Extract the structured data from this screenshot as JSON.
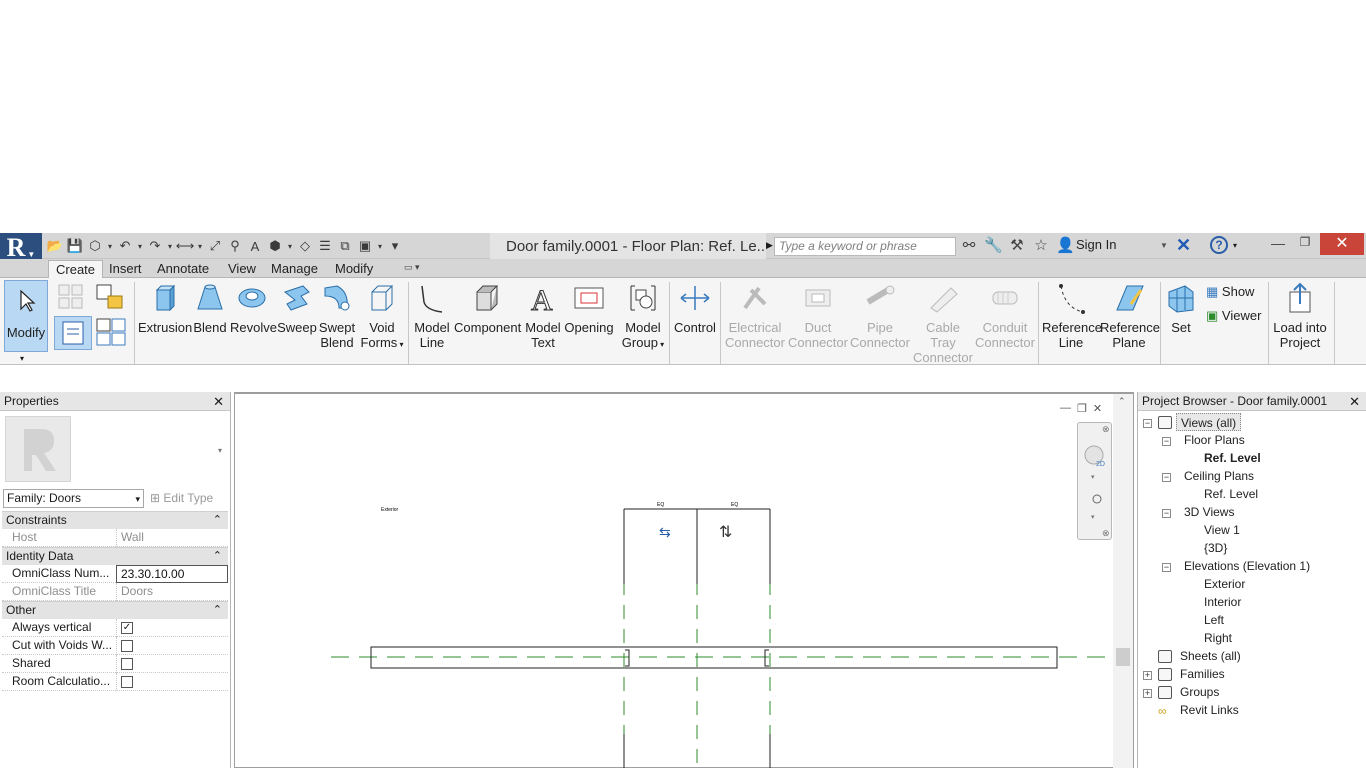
{
  "window": {
    "document_title": "Door family.0001 - Floor Plan: Ref. Le...",
    "search_placeholder": "Type a keyword or phrase",
    "sign_in": "Sign In"
  },
  "tabs": [
    "Create",
    "Insert",
    "Annotate",
    "View",
    "Manage",
    "Modify"
  ],
  "ribbon": {
    "modify": "Modify",
    "form": [
      {
        "line1": "Extrusion",
        "line2": ""
      },
      {
        "line1": "Blend",
        "line2": ""
      },
      {
        "line1": "Revolve",
        "line2": ""
      },
      {
        "line1": "Sweep",
        "line2": ""
      },
      {
        "line1": "Swept",
        "line2": "Blend"
      },
      {
        "line1": "Void",
        "line2": "Forms"
      }
    ],
    "model": [
      {
        "line1": "Model",
        "line2": "Line"
      },
      {
        "line1": "Component",
        "line2": ""
      },
      {
        "line1": "Model",
        "line2": "Text"
      },
      {
        "line1": "Opening",
        "line2": ""
      },
      {
        "line1": "Model",
        "line2": "Group"
      }
    ],
    "control": "Control",
    "connectors": [
      {
        "line1": "Electrical",
        "line2": "Connector"
      },
      {
        "line1": "Duct",
        "line2": "Connector"
      },
      {
        "line1": "Pipe",
        "line2": "Connector"
      },
      {
        "line1": "Cable Tray",
        "line2": "Connector"
      },
      {
        "line1": "Conduit",
        "line2": "Connector"
      }
    ],
    "datum": [
      {
        "line1": "Reference",
        "line2": "Line"
      },
      {
        "line1": "Reference",
        "line2": "Plane"
      }
    ],
    "set": "Set",
    "show": "Show",
    "viewer": "Viewer",
    "load_into": {
      "line1": "Load into",
      "line2": "Project"
    }
  },
  "properties": {
    "title": "Properties",
    "family": "Family: Doors",
    "edit_type": "Edit Type",
    "sections": {
      "constraints": "Constraints",
      "identity": "Identity Data",
      "other": "Other"
    },
    "rows": {
      "host": {
        "key": "Host",
        "value": "Wall"
      },
      "omni_num": {
        "key": "OmniClass Num...",
        "value": "23.30.10.00"
      },
      "omni_title": {
        "key": "OmniClass Title",
        "value": "Doors"
      },
      "always_vertical": {
        "key": "Always vertical",
        "checked": true
      },
      "cut_voids": {
        "key": "Cut with Voids W...",
        "checked": false
      },
      "shared": {
        "key": "Shared",
        "checked": false
      },
      "room_calc": {
        "key": "Room Calculatio...",
        "checked": false
      }
    }
  },
  "canvas": {
    "label_exterior": "Exterior",
    "dim_a": "EQ",
    "dim_b": "EQ"
  },
  "browser": {
    "title": "Project Browser - Door family.0001",
    "views_all": "Views (all)",
    "floor_plans": "Floor Plans",
    "fp_ref_level": "Ref. Level",
    "ceiling_plans": "Ceiling Plans",
    "cp_ref_level": "Ref. Level",
    "views_3d": "3D Views",
    "view1": "View 1",
    "view_3d": "{3D}",
    "elevations": "Elevations (Elevation 1)",
    "exterior": "Exterior",
    "interior": "Interior",
    "left": "Left",
    "right": "Right",
    "sheets": "Sheets (all)",
    "families": "Families",
    "groups": "Groups",
    "revit_links": "Revit Links"
  },
  "colors": {
    "titlebar": "#d6d6d6",
    "app_button": "#2b4e7e",
    "close_button": "#c9453a",
    "selected_tool": "#b9d8f3",
    "ref_plane_green": "#2e8b2e",
    "icon_blue": "#3a7bbf"
  }
}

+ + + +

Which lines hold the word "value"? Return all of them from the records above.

        "value": "Wall"
        "value": "23.30.10.00"
        "value": "Doors"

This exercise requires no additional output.